Newer innovations include companies like Kenya's KopoKopo and mPayer and Nigeria's Paga, which provide a platform for merchants to accept mobile money, both online and offline. Again, despite non-ownership of credit cards, it will be possible to facilitate e-commerce transactions for customers.

What stands out in these examples is the initiative and innovation displayed by mobile entrepreneurs and telcos in adapting technology solutions to consumer's needs. However, the mobile development story in Africa is not all about mobile money. The latest news is that Chinese search giant Baidu is entering the African market, through a tie-up with Orange (France Telecom) to co-brand and pre-load the Baidu browser on Android smartphones sold in 20 countries across  the AMEA region. Of interest is the Baidu user interface - the browser opens on a screen with pre-loaded web apps, which Orange can use to promote their own services. Browser based advertising revenues will be another spin-off from the partnership. 

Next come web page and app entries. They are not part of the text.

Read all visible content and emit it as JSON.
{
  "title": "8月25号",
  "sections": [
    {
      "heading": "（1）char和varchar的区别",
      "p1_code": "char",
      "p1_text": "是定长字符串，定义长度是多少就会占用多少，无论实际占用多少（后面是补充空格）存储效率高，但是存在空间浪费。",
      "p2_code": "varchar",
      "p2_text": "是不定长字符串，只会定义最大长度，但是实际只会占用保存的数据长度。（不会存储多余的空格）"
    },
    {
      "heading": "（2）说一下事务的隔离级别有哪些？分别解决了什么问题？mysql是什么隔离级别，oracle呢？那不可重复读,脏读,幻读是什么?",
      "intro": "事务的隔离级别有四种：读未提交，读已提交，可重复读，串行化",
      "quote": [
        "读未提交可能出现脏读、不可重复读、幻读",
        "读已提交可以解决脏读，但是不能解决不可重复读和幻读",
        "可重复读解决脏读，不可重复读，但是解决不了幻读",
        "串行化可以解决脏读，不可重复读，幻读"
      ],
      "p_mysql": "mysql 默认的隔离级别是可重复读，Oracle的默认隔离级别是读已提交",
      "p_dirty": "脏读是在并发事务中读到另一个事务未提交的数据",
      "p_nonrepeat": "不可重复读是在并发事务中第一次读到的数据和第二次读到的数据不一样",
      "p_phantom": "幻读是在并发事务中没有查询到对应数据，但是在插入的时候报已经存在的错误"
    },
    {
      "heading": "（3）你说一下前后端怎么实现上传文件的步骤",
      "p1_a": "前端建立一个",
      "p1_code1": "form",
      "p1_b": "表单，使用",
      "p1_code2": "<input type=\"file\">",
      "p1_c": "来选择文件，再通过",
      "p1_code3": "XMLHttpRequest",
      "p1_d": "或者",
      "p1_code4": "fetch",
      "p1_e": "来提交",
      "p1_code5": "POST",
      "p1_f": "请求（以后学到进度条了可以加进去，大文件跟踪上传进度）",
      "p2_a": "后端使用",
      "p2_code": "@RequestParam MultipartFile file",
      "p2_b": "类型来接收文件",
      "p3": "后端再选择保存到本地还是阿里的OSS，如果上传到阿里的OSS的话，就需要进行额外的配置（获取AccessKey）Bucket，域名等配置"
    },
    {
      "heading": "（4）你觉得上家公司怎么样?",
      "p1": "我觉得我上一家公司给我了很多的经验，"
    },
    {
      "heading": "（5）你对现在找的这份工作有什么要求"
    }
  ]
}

In a nascent yet fast growing smartphone market, an operator who takes charge of the browser will definitely control the content consumption of the user, and have an edge in selling their own services and products via a readymade platform.

The African mobile market in many ways compares much more closely to the Indian market than China does. It will be interesting to see if mobile entrepreneurs apply similar innovative solutions to the needs of Indian customers.


Sources : BusinessWireTechCrunchBBCTechCrunch